[Extracted data entries]
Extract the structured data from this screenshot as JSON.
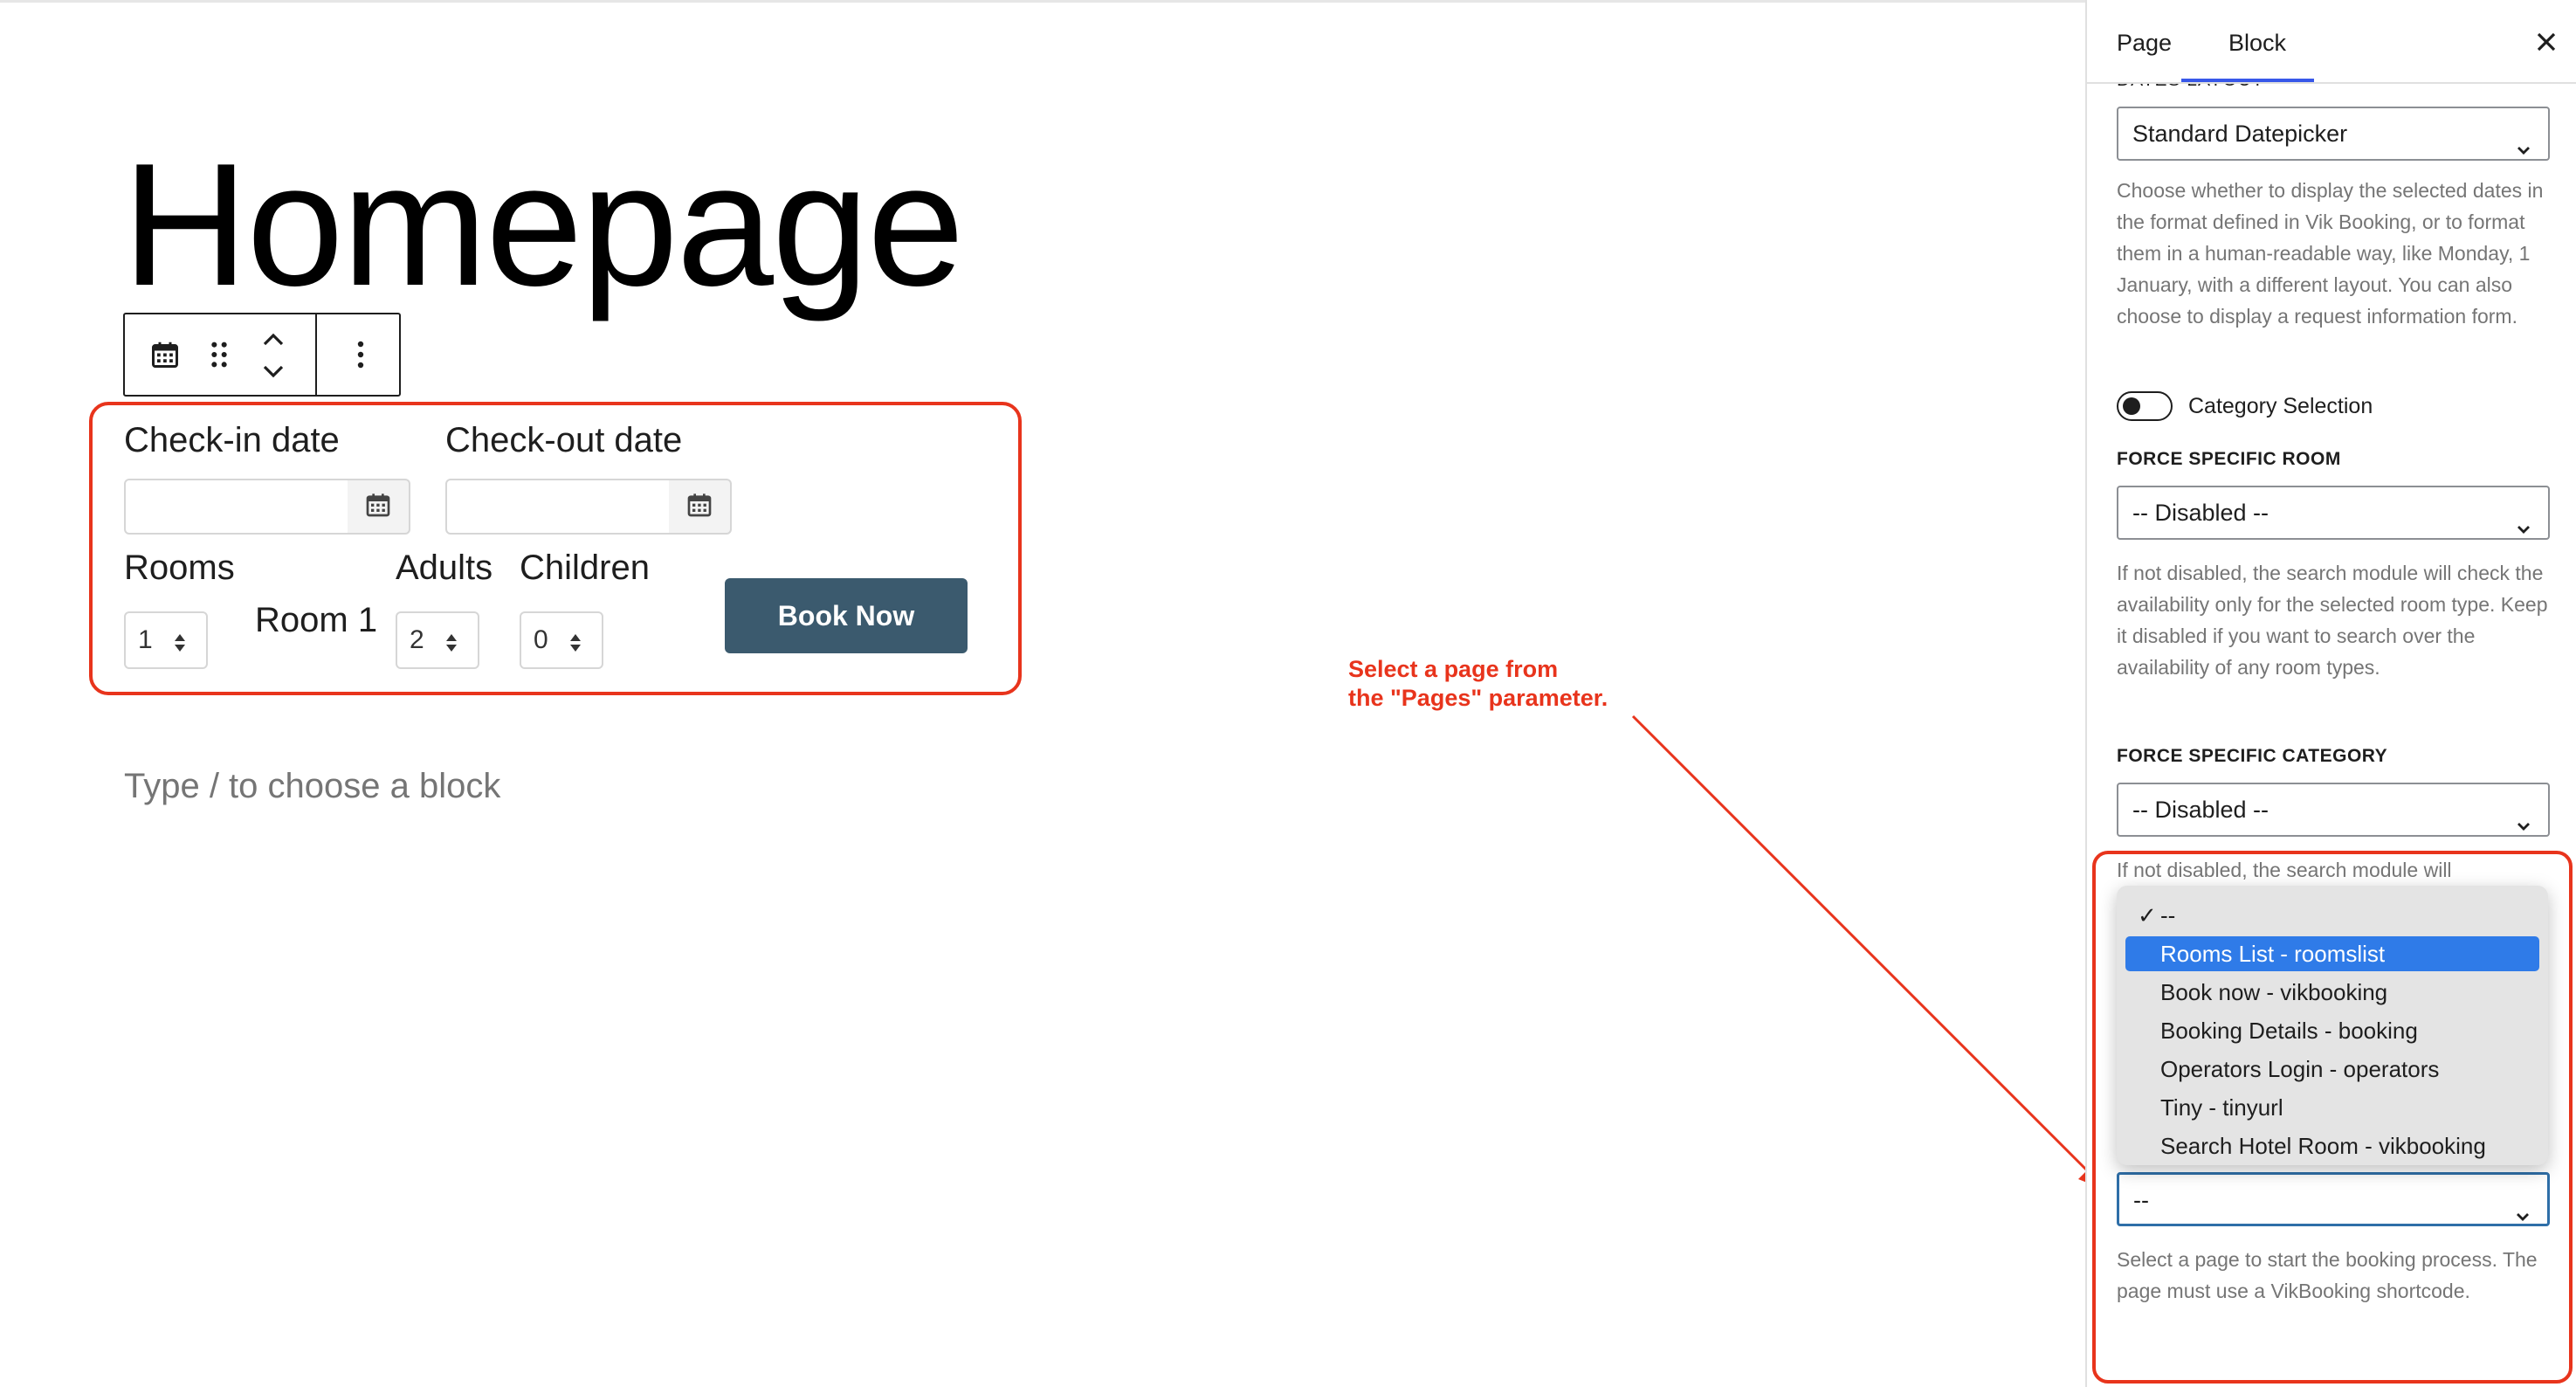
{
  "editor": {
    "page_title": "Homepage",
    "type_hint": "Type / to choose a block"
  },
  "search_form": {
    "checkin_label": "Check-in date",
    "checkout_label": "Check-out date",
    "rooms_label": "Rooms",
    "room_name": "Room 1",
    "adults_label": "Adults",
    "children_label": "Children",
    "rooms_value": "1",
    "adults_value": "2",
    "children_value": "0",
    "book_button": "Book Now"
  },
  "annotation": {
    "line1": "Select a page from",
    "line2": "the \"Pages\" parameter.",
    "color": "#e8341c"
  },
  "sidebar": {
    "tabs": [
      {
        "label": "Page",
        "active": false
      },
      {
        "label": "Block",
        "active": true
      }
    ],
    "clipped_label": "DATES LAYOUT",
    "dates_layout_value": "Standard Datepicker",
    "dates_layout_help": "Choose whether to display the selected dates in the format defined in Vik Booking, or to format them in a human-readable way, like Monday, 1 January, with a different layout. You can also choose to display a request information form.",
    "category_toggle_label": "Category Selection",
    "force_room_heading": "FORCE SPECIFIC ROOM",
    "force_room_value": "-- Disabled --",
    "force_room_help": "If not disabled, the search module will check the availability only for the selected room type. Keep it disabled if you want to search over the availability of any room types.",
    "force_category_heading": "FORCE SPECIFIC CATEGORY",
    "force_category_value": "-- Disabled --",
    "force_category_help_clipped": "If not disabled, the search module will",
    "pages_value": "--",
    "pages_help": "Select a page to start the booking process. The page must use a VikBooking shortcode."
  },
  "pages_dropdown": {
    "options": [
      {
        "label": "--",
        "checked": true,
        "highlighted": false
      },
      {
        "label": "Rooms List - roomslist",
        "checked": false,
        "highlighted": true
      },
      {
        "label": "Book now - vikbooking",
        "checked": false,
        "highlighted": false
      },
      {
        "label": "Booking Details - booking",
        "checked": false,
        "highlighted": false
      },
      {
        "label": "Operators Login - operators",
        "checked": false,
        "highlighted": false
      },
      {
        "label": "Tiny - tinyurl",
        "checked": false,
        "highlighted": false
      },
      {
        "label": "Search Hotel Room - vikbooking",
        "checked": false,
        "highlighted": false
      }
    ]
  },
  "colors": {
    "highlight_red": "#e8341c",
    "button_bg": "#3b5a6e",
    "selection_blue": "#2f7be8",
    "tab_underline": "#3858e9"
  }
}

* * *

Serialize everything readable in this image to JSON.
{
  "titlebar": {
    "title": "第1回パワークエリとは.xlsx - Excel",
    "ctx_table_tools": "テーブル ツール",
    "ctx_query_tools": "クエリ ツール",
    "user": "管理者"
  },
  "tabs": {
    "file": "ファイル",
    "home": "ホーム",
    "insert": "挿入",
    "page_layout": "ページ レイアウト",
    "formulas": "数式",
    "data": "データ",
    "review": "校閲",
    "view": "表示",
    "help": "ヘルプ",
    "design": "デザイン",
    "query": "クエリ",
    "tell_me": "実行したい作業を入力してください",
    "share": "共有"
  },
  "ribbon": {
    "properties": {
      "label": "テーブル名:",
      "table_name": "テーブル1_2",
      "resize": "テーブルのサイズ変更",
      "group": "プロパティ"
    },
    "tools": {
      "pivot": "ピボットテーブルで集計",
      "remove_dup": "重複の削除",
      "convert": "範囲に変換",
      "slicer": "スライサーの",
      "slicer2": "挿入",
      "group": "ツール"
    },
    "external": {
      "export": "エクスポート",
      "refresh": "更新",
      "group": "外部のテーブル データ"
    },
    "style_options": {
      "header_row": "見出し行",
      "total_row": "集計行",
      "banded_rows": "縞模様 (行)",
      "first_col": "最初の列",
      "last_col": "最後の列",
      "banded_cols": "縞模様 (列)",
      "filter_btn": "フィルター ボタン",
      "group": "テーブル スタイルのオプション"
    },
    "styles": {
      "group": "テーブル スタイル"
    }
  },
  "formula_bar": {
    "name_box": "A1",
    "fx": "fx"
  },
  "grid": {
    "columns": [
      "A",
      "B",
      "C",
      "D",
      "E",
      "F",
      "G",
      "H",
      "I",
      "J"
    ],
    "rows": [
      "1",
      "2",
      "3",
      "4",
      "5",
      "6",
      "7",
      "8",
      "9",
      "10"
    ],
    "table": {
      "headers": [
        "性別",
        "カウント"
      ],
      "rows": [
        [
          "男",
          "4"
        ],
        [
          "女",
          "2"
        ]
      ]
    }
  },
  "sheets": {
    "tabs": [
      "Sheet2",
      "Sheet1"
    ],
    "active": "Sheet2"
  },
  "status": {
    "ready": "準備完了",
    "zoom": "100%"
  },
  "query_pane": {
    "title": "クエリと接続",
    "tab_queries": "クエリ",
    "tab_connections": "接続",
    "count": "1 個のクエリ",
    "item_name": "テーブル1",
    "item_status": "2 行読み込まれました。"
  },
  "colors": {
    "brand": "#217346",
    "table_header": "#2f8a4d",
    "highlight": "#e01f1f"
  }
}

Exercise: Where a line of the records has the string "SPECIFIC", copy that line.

Solved problem:
    "force_room_heading": "FORCE SPECIFIC ROOM",
    "force_category_heading": "FORCE SPECIFIC CATEGORY",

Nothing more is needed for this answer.